Photo courtesy of Texas Parks and Wildlife Department
Enchanted Rock State Natural Area in Fredericksburg is already a designated dark sky park. The town now hopes to follow.

The stars at night could get bigger and brighter in Fredericksburg, as it works to achieve "dark-sky" designation from the International Dark-Sky Association. The effort by the Hill Country city aims to reduce the light pollution to both boost the quality of its stargazing and increase tourism.

"People can get out and see the night skies and take advantage of our natural beauty,” says Marion Wiggins with the Fredericksburg city manager’s office.

Credit Photo courtesy of Texas Parks and Wildlife
This map shows light pollution in Central Texas. Enchanted Rock State Natural Area, in Fredericksburg, is marked in the center.

To lower its light pollution, the city is replacing streetlights with LED bulbs that face directly toward the ground. It also passed an ordinance requiring new construction to make the switch to LED. Currently, there are only two other dark-sky cities in Texas ­– Horseshoe Bay and Dripping Springs.

Wiggins says dark skies provide benefits beyond tourism. 

"Nighttime wildlife and daytime wildlife could get confused by a lot of bright lights,” she says.
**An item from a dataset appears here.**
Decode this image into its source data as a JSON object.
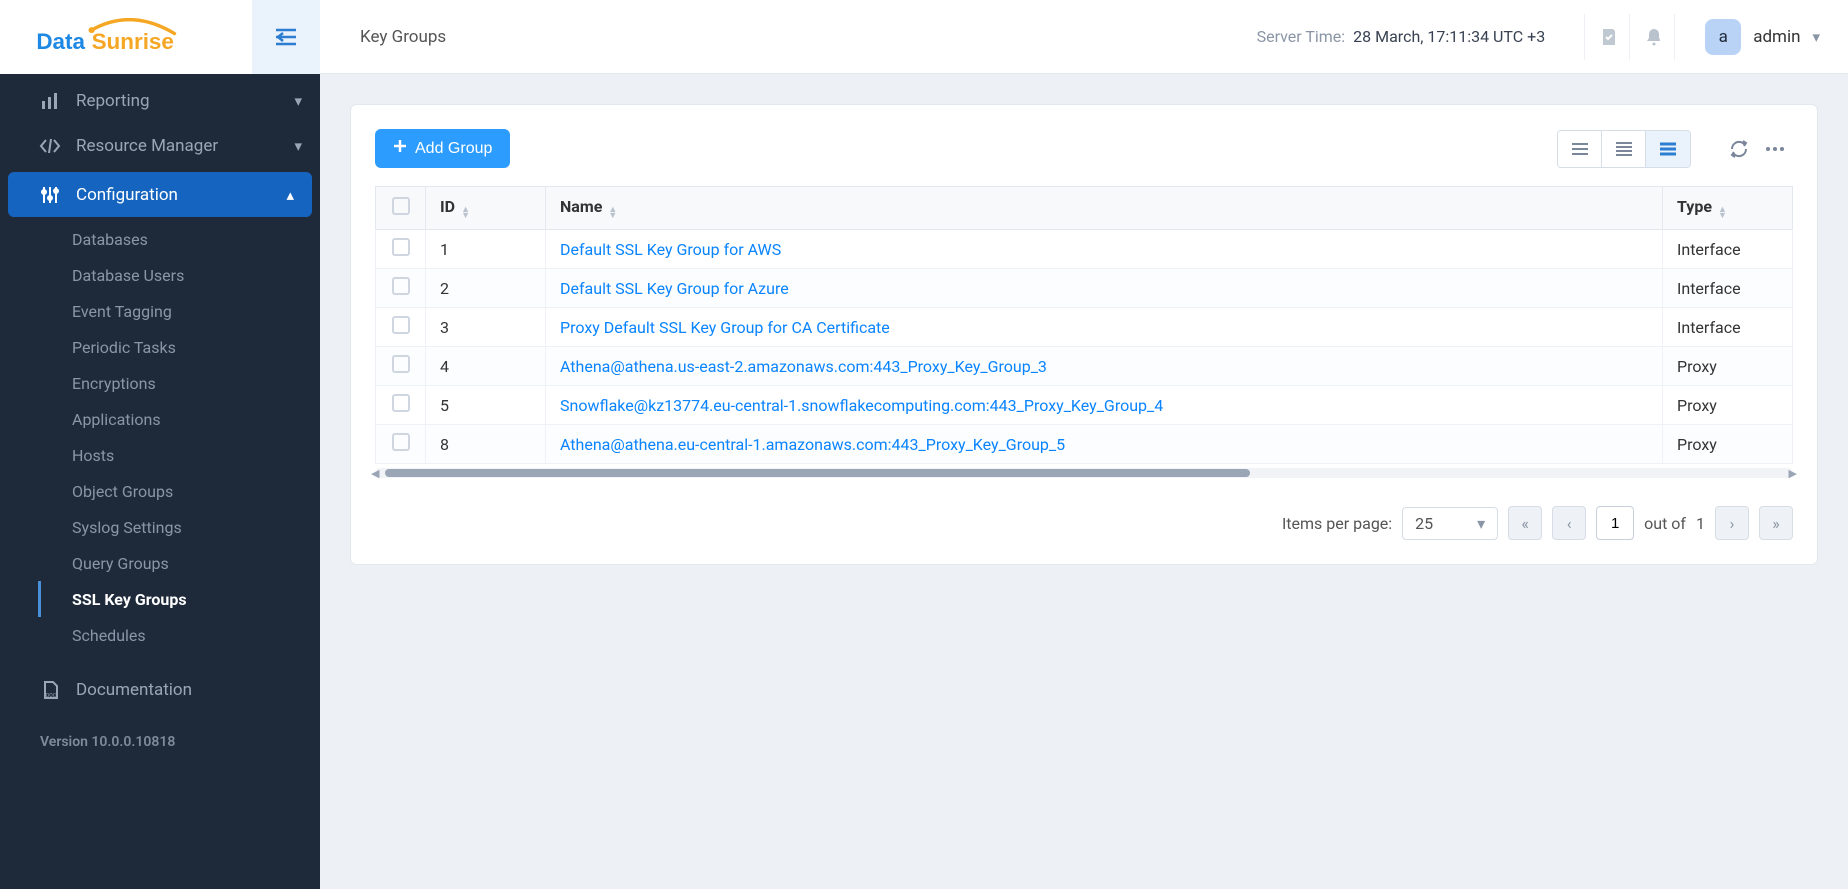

The effort could also further improve nighttime views from nearby Enchanted Rock State Natural Area, which is already has a dark-sky designation.

The city will measure light pollution with sensors that monitor how much light is emitted. Wiggins says it hopes to officially achieve dark-sky designation by November.

Mose Buchele focuses on energy and environmental reporting at KUT. Got a tip? Email him at Follow him on Twitter @mosebuchele.